→ **Source material**:
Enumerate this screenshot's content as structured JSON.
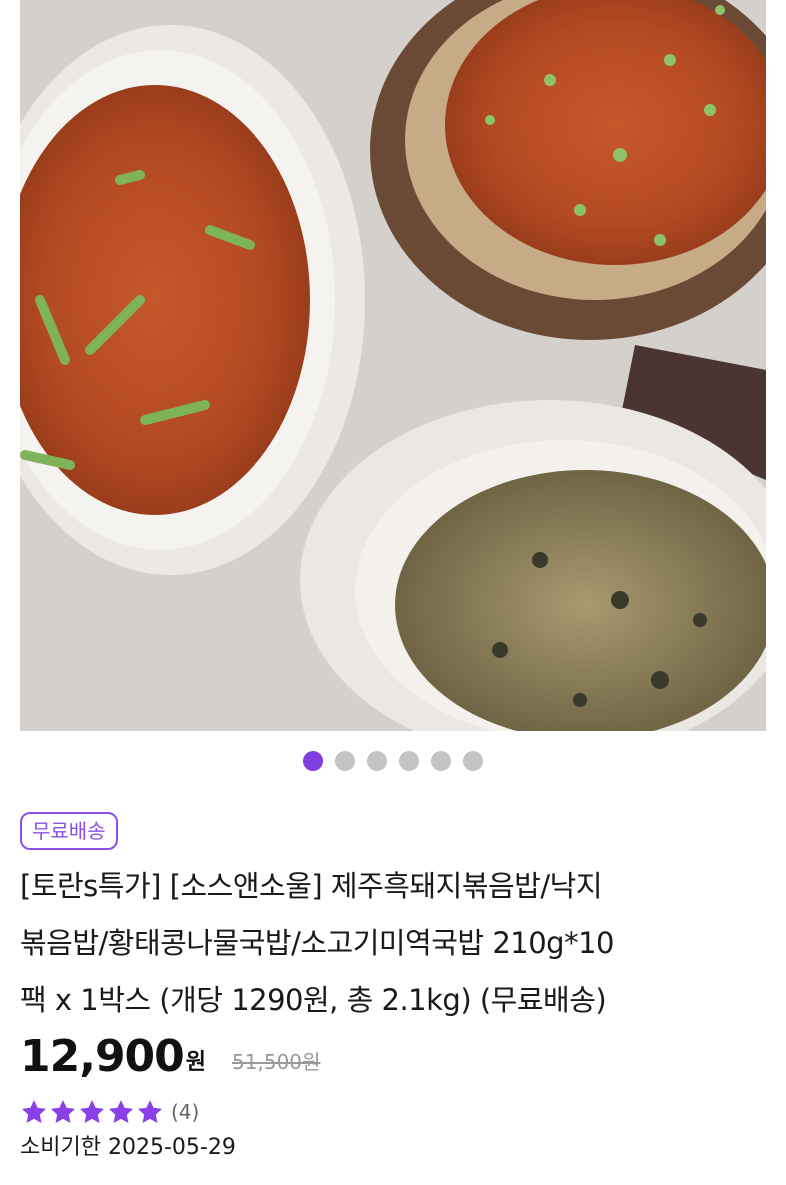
{
  "product": {
    "image_alt_icon": "fried-rice-photo",
    "carousel": {
      "total": 6,
      "current": 1
    },
    "badge": "무료배송",
    "title_lines": [
      "[토란s특가] [소스앤소울] 제주흑돼지볶음밥/낙지",
      "볶음밥/황태콩나물국밥/소고기미역국밥 210g*10",
      "팩 x 1박스 (개당 1290원, 총 2.1kg) (무료배송)"
    ],
    "price": "12,900",
    "price_unit": "원",
    "original_price": "51,500원",
    "rating_stars": 5,
    "review_count": "(4)",
    "expiry_label": "소비기한",
    "expiry_date": "2025-05-29"
  },
  "colors": {
    "accent": "#7f3fe0",
    "star": "#8b3fe8",
    "badge": "#8b50e6"
  }
}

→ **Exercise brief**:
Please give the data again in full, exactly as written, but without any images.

→ **Solution for this exercise**:
Enumerate this screenshot's content as structured JSON.
{
  "product": {
    "image_alt_icon": "fried-rice-photo",
    "carousel": {
      "total": 6,
      "current": 1
    },
    "badge": "무료배송",
    "title_lines": [
      "[토란s특가] [소스앤소울] 제주흑돼지볶음밥/낙지",
      "볶음밥/황태콩나물국밥/소고기미역국밥 210g*10",
      "팩 x 1박스 (개당 1290원, 총 2.1kg) (무료배송)"
    ],
    "price": "12,900",
    "price_unit": "원",
    "original_price": "51,500원",
    "rating_stars": 5,
    "review_count": "(4)",
    "expiry_label": "소비기한",
    "expiry_date": "2025-05-29"
  },
  "colors": {
    "accent": "#7f3fe0",
    "star": "#8b3fe8",
    "badge": "#8b50e6"
  }
}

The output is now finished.